**Task goal**
In the listing below, find each line that holds "JSON" and list it.

**Data supplied**

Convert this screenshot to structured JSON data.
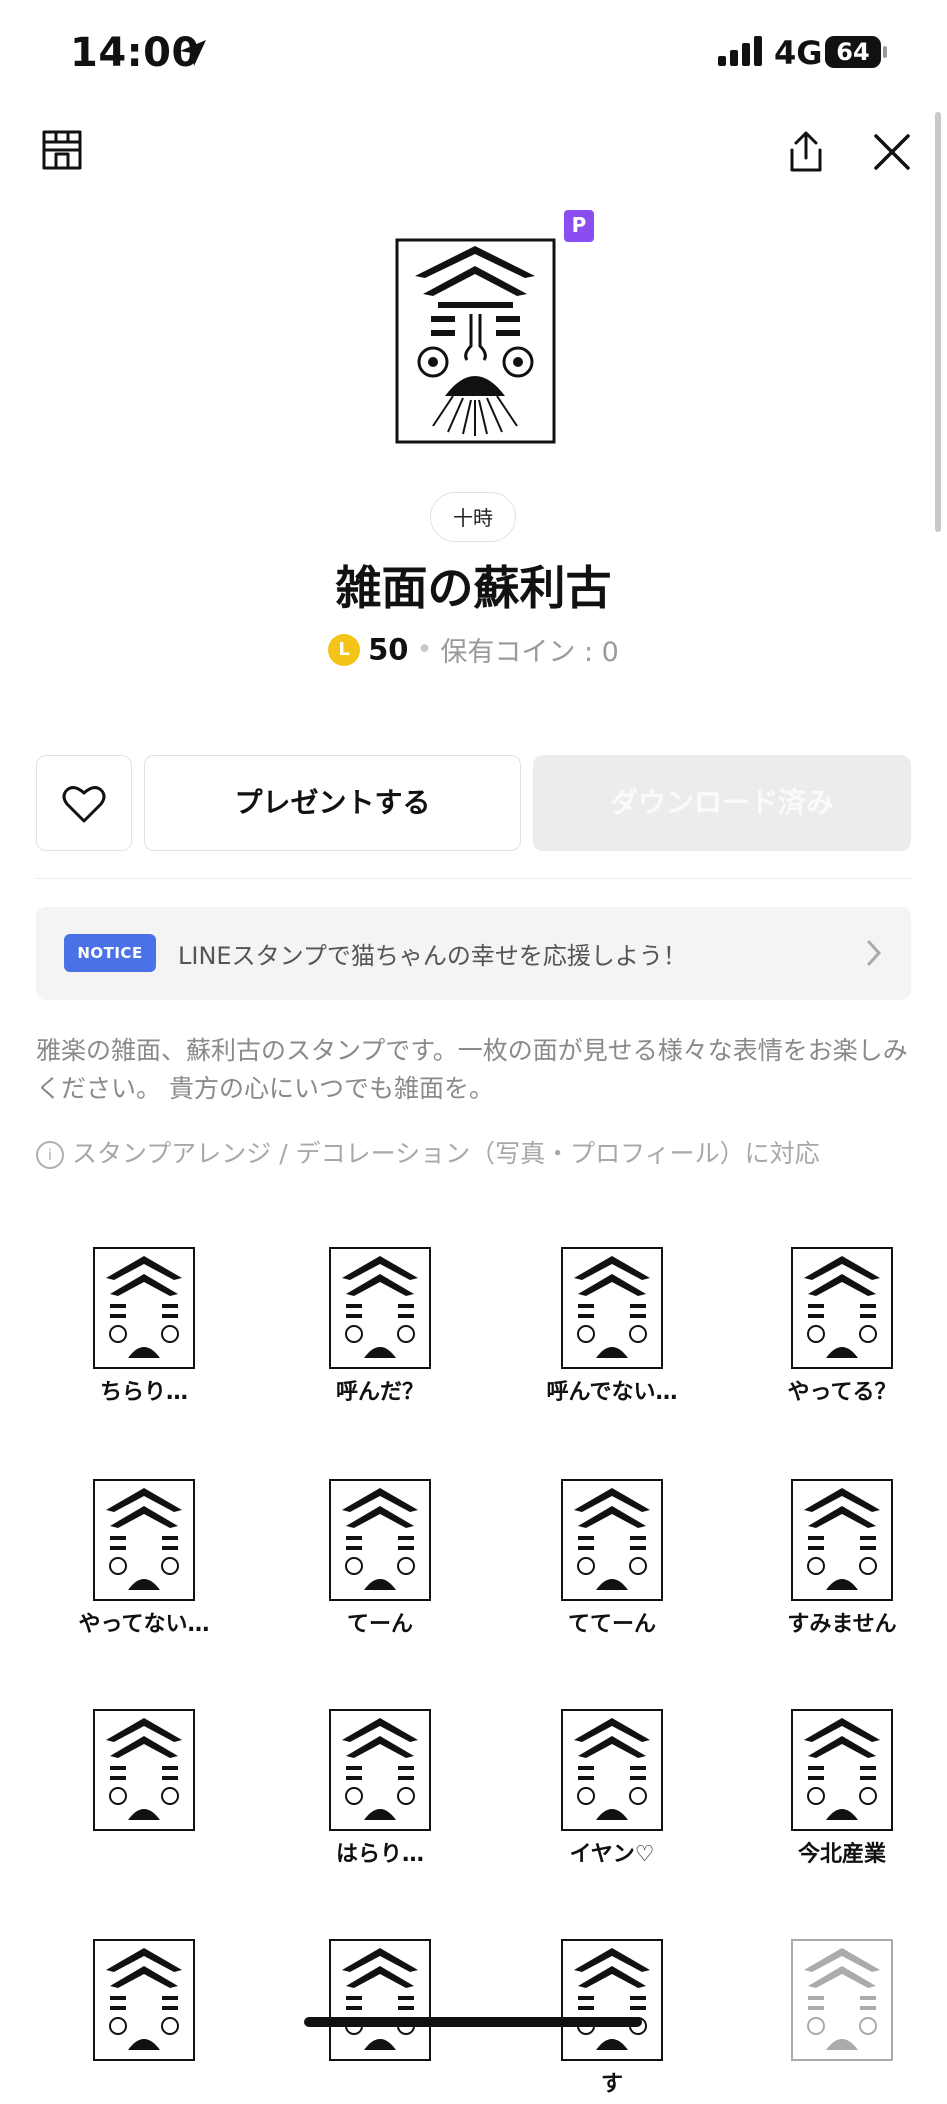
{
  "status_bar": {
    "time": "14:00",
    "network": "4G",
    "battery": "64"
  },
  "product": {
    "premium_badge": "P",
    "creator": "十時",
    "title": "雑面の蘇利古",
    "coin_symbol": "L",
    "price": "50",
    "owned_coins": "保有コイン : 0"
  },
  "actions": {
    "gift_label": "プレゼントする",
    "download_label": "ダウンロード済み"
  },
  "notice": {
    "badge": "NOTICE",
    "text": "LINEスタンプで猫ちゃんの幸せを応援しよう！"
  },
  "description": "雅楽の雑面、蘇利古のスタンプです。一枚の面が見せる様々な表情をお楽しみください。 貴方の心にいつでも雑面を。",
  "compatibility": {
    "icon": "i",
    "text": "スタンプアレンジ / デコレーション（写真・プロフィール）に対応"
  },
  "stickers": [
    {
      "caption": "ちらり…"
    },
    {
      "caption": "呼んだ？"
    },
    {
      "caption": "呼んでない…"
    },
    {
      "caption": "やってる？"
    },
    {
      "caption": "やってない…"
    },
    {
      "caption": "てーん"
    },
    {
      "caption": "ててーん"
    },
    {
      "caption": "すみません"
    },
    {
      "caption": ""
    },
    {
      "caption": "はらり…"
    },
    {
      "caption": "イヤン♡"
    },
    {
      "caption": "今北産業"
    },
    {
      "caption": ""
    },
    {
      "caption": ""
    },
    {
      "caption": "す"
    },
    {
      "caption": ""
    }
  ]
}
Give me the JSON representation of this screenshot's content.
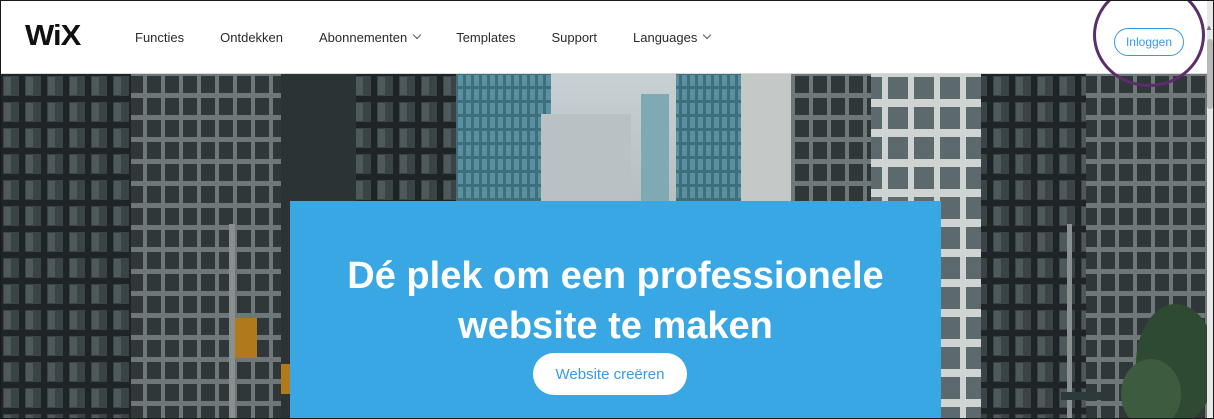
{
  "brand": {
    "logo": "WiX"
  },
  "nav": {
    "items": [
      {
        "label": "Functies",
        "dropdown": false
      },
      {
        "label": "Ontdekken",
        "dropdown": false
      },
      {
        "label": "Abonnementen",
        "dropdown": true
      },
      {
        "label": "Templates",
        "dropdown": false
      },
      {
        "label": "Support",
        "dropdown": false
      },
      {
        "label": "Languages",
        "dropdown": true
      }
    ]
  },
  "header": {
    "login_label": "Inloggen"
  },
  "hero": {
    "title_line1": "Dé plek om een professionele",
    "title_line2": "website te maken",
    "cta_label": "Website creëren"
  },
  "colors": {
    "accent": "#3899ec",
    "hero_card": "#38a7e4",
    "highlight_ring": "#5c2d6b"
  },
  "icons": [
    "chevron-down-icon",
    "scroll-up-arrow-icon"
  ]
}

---

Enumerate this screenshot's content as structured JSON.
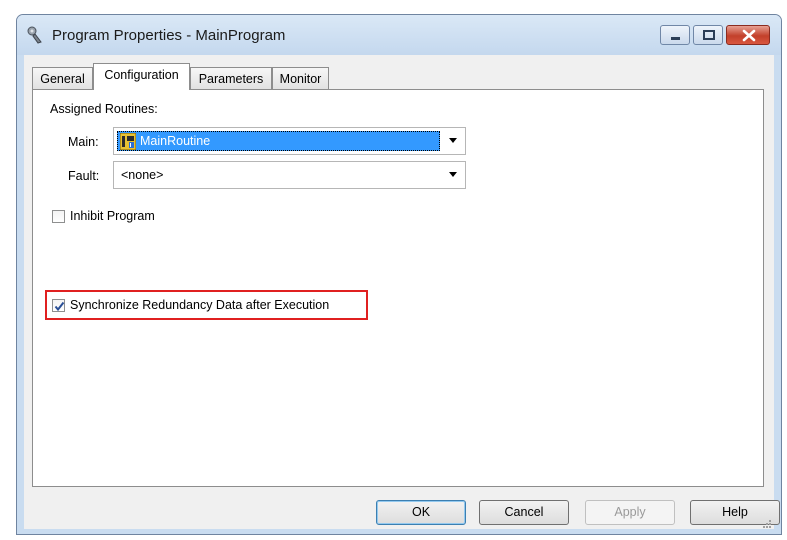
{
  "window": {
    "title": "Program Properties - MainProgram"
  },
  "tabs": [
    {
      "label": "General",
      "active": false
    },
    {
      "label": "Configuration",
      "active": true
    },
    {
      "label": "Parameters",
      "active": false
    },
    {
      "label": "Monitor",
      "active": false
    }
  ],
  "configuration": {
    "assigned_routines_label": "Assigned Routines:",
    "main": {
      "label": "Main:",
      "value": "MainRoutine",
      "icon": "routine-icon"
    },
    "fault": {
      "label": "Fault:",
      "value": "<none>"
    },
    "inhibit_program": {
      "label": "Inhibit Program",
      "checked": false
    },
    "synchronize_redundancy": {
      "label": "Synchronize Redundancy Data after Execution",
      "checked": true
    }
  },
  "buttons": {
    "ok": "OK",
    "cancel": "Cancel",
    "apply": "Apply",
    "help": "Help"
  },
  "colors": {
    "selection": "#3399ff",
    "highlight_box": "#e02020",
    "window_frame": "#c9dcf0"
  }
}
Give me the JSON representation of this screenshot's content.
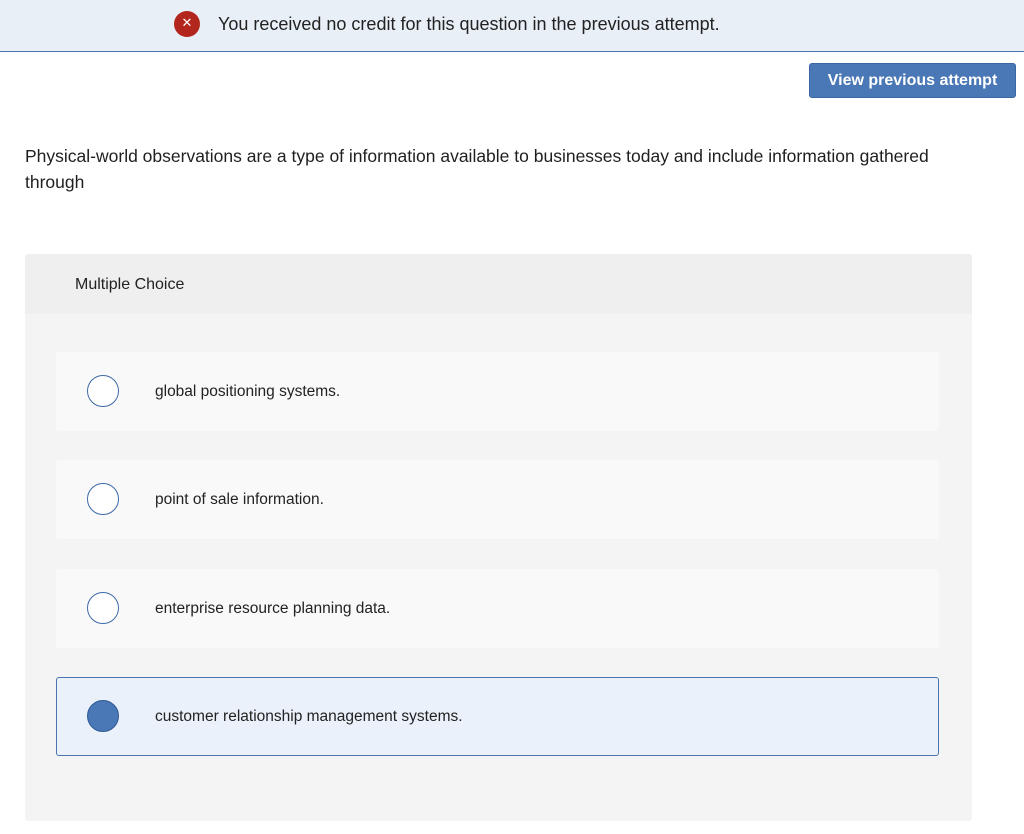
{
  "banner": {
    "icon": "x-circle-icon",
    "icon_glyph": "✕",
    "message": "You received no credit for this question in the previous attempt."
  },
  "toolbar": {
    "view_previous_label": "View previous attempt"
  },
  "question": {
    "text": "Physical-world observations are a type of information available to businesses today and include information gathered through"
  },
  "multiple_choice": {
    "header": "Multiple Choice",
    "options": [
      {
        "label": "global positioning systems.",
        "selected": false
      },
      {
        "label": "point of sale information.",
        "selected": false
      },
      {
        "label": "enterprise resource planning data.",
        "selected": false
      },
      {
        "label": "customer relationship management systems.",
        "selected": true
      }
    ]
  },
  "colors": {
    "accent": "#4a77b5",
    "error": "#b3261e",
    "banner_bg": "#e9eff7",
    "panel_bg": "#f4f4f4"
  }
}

**Your solution**
Convert this screenshot to structured JSON data.
Give me the JSON representation of this screenshot's content.
Enumerate this screenshot's content as structured JSON.
Give me the JSON representation of this screenshot's content.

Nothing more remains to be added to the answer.